━━ Data supplied ━━

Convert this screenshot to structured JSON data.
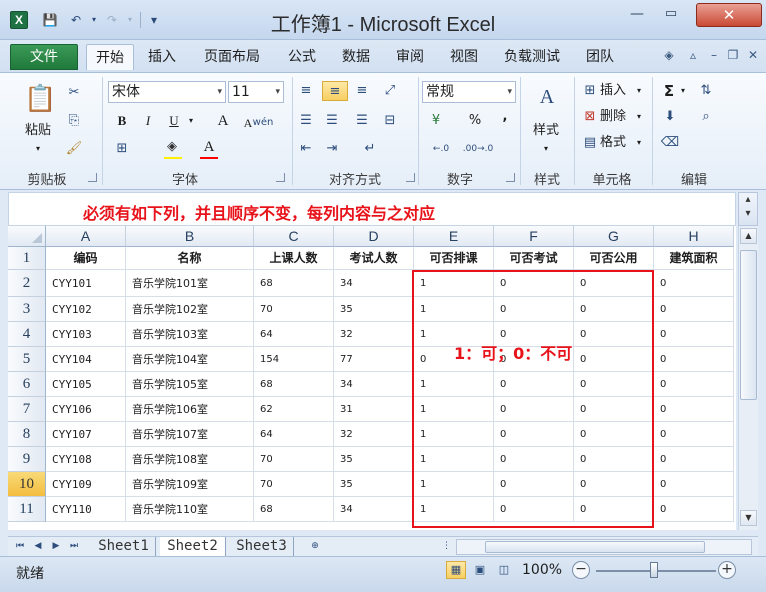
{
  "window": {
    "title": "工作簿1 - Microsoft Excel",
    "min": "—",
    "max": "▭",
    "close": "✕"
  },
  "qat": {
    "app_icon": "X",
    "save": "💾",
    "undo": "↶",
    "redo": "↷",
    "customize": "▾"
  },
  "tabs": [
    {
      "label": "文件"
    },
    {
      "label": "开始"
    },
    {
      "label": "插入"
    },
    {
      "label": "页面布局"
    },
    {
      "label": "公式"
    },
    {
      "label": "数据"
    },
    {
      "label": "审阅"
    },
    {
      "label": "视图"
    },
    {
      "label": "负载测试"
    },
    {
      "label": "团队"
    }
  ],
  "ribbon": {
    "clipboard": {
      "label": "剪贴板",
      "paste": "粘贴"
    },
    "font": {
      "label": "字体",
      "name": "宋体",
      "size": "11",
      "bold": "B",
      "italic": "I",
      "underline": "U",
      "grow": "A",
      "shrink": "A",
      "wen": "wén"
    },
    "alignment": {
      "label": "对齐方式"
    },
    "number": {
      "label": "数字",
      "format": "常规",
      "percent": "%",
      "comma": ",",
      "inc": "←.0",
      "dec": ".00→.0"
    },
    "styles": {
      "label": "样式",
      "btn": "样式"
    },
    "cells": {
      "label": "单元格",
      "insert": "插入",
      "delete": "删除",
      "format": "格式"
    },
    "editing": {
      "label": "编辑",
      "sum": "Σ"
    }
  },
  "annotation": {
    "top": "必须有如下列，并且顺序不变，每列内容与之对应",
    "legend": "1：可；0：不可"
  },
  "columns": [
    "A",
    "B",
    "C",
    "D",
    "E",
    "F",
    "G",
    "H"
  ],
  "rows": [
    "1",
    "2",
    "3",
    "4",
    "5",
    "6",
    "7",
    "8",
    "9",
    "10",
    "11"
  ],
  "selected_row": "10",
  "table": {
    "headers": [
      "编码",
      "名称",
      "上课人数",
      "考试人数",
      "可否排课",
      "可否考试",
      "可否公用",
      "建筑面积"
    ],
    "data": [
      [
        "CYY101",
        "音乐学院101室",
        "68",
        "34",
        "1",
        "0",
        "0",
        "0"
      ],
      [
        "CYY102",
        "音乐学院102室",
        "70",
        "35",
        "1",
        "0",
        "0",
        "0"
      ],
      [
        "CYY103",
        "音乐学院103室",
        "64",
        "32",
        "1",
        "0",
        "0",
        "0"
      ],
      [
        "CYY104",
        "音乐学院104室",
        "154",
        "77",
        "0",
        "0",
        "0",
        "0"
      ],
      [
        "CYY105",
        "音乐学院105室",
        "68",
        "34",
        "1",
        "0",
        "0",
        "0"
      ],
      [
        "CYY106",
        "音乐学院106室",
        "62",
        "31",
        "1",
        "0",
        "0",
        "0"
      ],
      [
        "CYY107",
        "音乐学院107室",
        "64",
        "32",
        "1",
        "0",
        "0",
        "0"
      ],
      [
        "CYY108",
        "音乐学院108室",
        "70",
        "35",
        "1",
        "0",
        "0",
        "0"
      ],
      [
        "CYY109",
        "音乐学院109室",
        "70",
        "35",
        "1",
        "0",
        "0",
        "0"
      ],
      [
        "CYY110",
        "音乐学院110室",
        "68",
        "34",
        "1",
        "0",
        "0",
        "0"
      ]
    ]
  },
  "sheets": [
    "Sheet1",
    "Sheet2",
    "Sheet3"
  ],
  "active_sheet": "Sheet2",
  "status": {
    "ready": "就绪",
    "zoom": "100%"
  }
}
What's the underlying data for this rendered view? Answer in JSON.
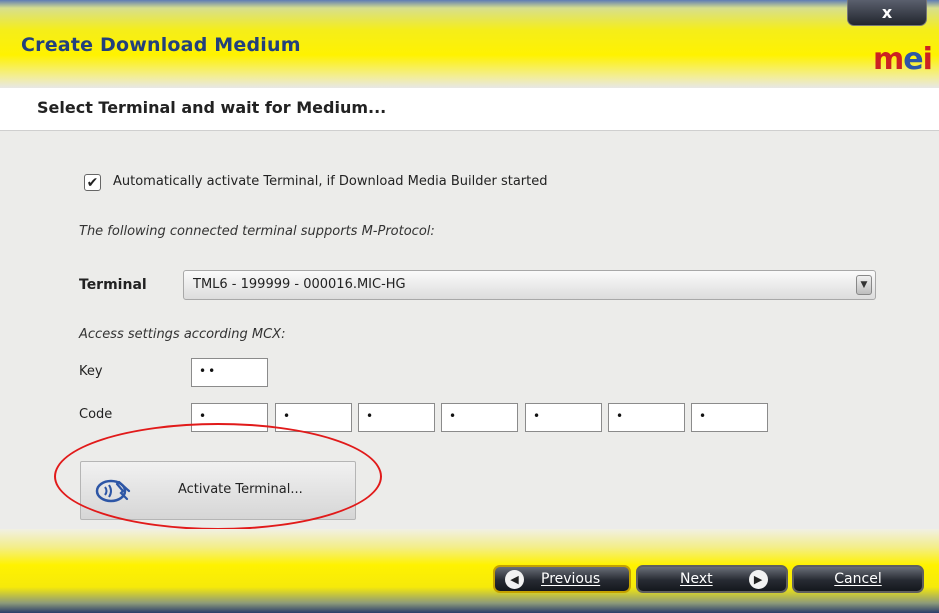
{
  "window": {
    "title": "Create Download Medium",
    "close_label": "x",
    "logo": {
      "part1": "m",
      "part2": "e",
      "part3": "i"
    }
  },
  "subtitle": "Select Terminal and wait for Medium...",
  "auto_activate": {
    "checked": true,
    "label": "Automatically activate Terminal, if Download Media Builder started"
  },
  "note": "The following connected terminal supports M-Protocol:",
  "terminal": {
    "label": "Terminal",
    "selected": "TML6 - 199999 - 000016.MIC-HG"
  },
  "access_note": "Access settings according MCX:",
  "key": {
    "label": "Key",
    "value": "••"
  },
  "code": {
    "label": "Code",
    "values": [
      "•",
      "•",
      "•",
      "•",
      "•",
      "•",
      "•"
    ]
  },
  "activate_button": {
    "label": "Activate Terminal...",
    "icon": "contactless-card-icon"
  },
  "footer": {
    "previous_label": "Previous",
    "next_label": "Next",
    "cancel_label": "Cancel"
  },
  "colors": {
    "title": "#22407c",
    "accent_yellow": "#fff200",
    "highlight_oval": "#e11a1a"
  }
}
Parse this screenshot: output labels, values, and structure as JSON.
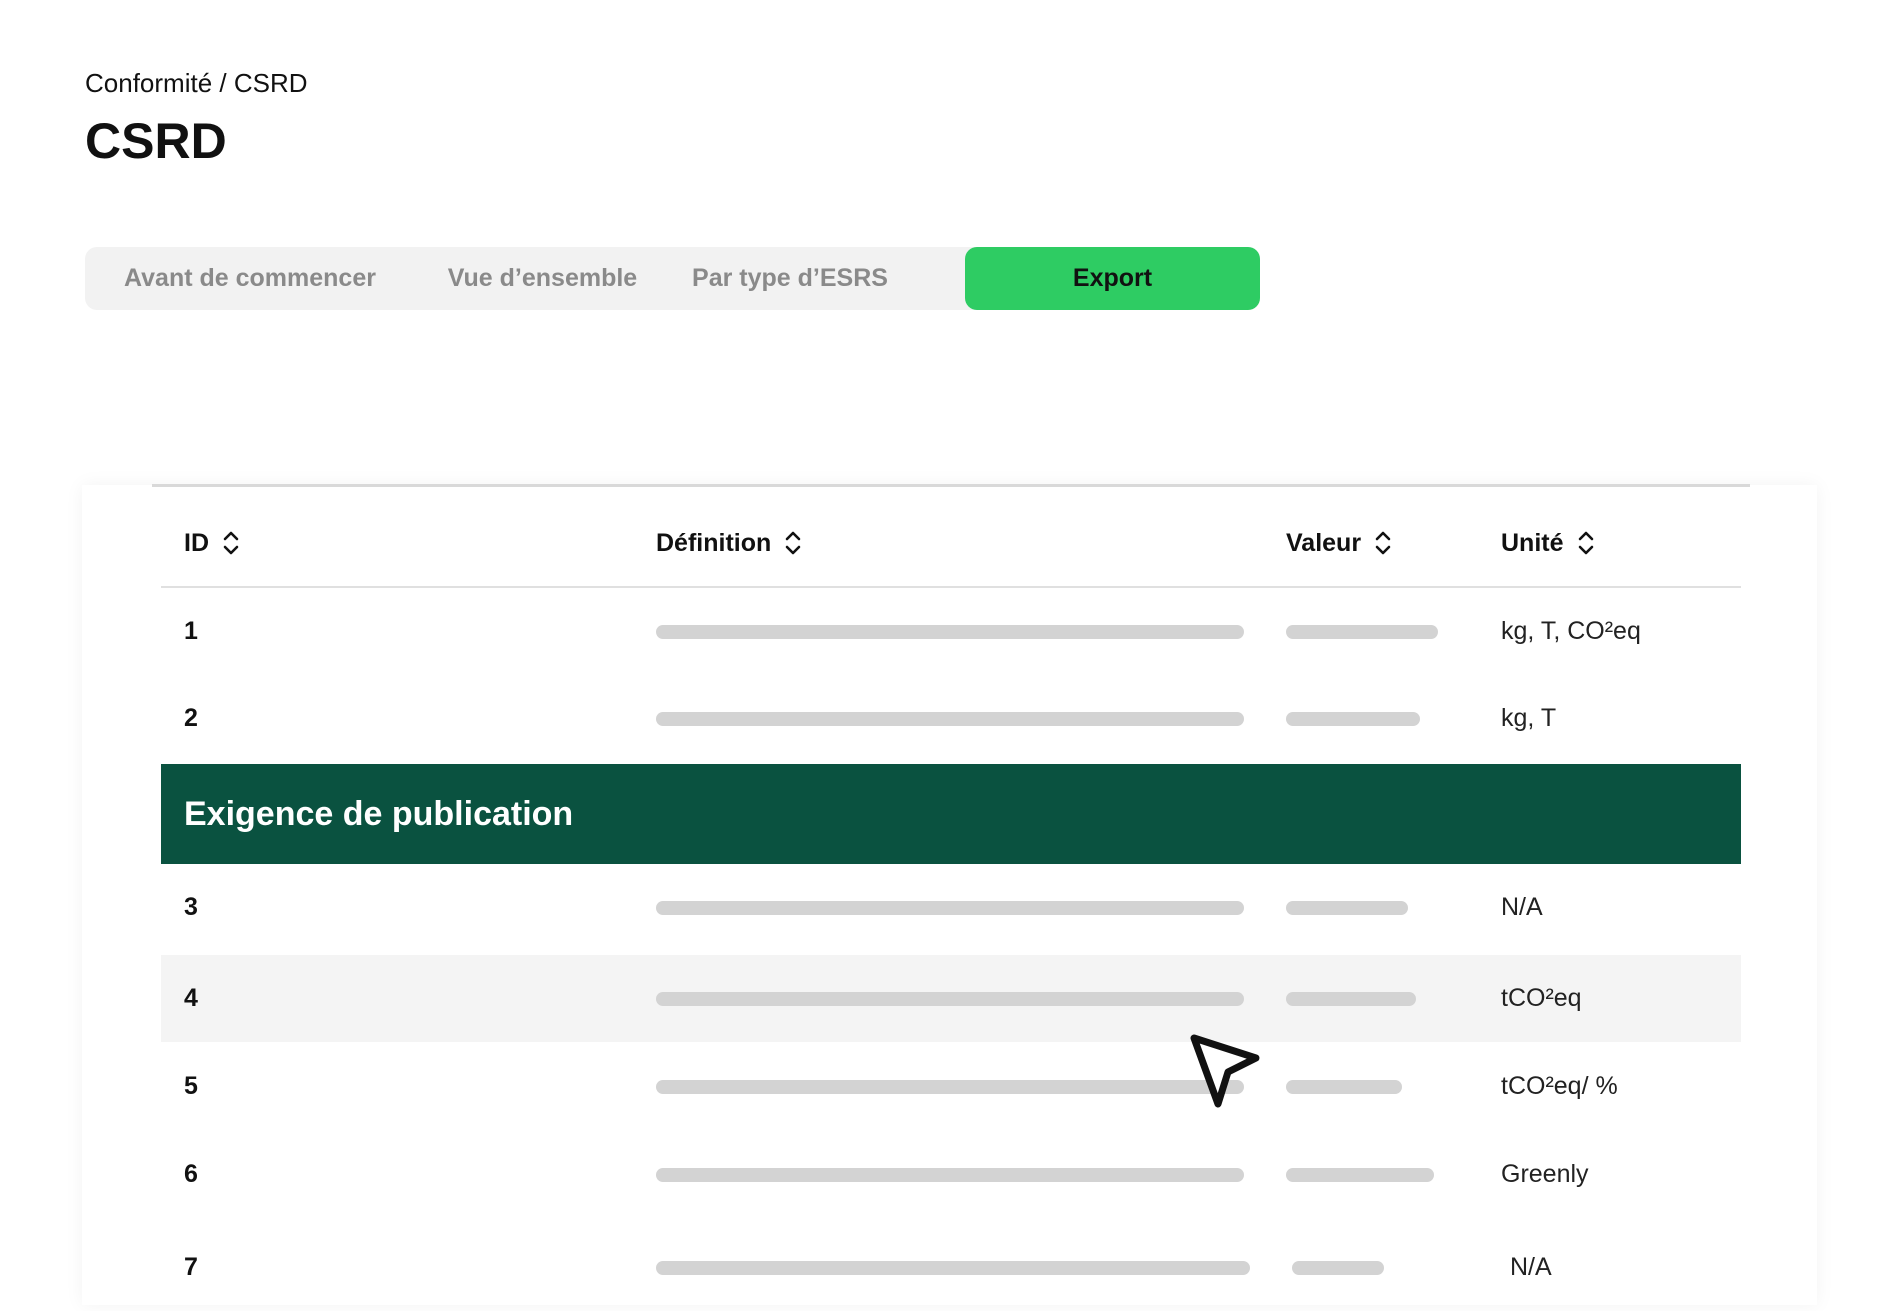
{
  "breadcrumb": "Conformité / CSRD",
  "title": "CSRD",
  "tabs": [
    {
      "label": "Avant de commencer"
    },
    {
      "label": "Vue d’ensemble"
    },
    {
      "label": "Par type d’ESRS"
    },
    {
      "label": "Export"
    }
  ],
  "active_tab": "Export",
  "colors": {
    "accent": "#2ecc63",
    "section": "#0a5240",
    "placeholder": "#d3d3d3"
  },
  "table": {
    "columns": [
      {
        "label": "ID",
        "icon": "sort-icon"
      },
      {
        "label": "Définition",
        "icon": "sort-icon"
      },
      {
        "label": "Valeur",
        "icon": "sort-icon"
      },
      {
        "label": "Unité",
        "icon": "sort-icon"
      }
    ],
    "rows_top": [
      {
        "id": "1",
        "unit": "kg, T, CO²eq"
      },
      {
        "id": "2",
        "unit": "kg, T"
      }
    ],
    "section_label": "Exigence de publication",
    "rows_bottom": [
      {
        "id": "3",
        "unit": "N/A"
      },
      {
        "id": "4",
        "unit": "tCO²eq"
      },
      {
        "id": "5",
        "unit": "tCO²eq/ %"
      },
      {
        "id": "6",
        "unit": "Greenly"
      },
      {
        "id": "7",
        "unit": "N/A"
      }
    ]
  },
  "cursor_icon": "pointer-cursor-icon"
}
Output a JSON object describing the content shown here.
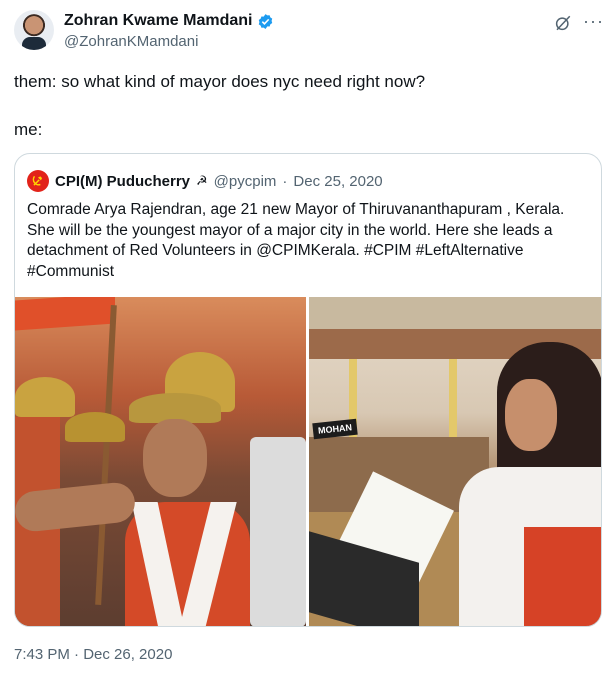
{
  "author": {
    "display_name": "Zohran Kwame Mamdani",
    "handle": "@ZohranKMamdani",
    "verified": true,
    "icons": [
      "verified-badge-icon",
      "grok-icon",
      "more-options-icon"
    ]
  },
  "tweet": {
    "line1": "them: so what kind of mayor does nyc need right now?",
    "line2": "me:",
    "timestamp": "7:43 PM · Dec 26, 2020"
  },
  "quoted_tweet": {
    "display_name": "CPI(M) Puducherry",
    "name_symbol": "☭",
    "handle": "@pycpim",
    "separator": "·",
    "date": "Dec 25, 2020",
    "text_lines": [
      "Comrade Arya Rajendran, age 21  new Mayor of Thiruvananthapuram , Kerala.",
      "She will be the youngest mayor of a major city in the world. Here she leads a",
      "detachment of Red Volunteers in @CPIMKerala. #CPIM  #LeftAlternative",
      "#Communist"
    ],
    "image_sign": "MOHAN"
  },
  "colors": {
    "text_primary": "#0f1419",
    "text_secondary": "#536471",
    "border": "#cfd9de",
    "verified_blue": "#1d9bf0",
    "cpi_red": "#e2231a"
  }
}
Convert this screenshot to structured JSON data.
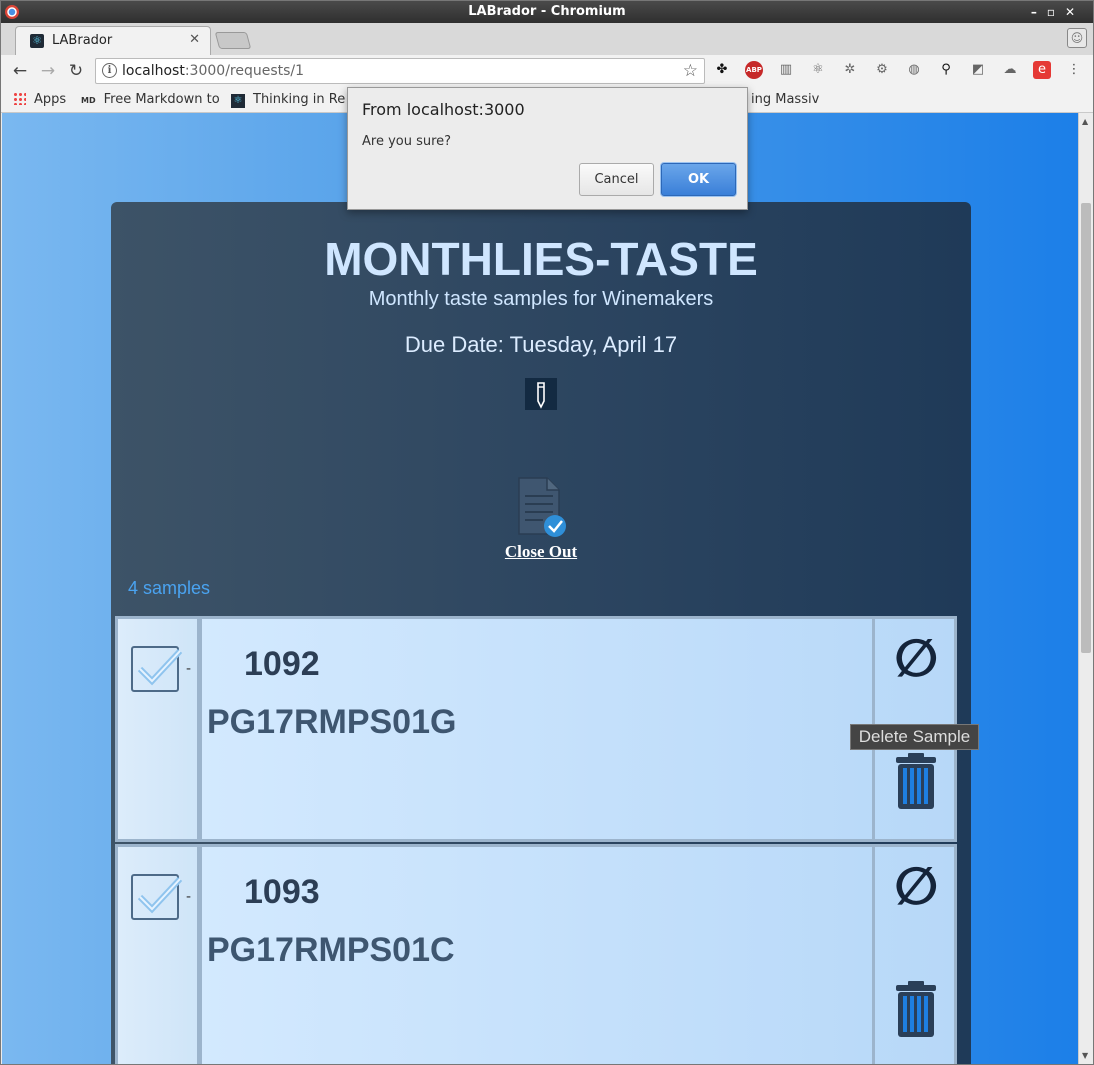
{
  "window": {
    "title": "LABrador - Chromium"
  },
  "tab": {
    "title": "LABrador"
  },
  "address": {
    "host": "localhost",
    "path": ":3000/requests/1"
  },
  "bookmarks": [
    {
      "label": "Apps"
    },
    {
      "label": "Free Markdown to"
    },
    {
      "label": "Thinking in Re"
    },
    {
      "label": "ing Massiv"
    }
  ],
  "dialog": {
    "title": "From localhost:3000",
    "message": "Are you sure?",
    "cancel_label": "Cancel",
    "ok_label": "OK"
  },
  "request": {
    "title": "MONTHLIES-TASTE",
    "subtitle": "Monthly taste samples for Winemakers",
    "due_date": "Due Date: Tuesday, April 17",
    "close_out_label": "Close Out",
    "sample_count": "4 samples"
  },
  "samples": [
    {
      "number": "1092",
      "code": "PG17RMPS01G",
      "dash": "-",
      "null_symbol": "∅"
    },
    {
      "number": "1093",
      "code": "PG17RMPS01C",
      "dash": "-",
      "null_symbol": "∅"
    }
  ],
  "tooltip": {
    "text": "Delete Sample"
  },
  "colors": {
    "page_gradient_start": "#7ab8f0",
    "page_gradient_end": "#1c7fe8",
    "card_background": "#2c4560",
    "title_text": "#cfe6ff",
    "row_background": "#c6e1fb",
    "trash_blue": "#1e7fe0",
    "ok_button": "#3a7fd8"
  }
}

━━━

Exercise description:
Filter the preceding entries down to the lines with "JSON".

Answer space:
Convert this screenshot to structured JSON data.
What's the underlying data for this rendered view? Answer in JSON.
Parse this screenshot: output labels, values, and structure as JSON.
Output a JSON object describing the content shown here.
Convert this screenshot to structured JSON data.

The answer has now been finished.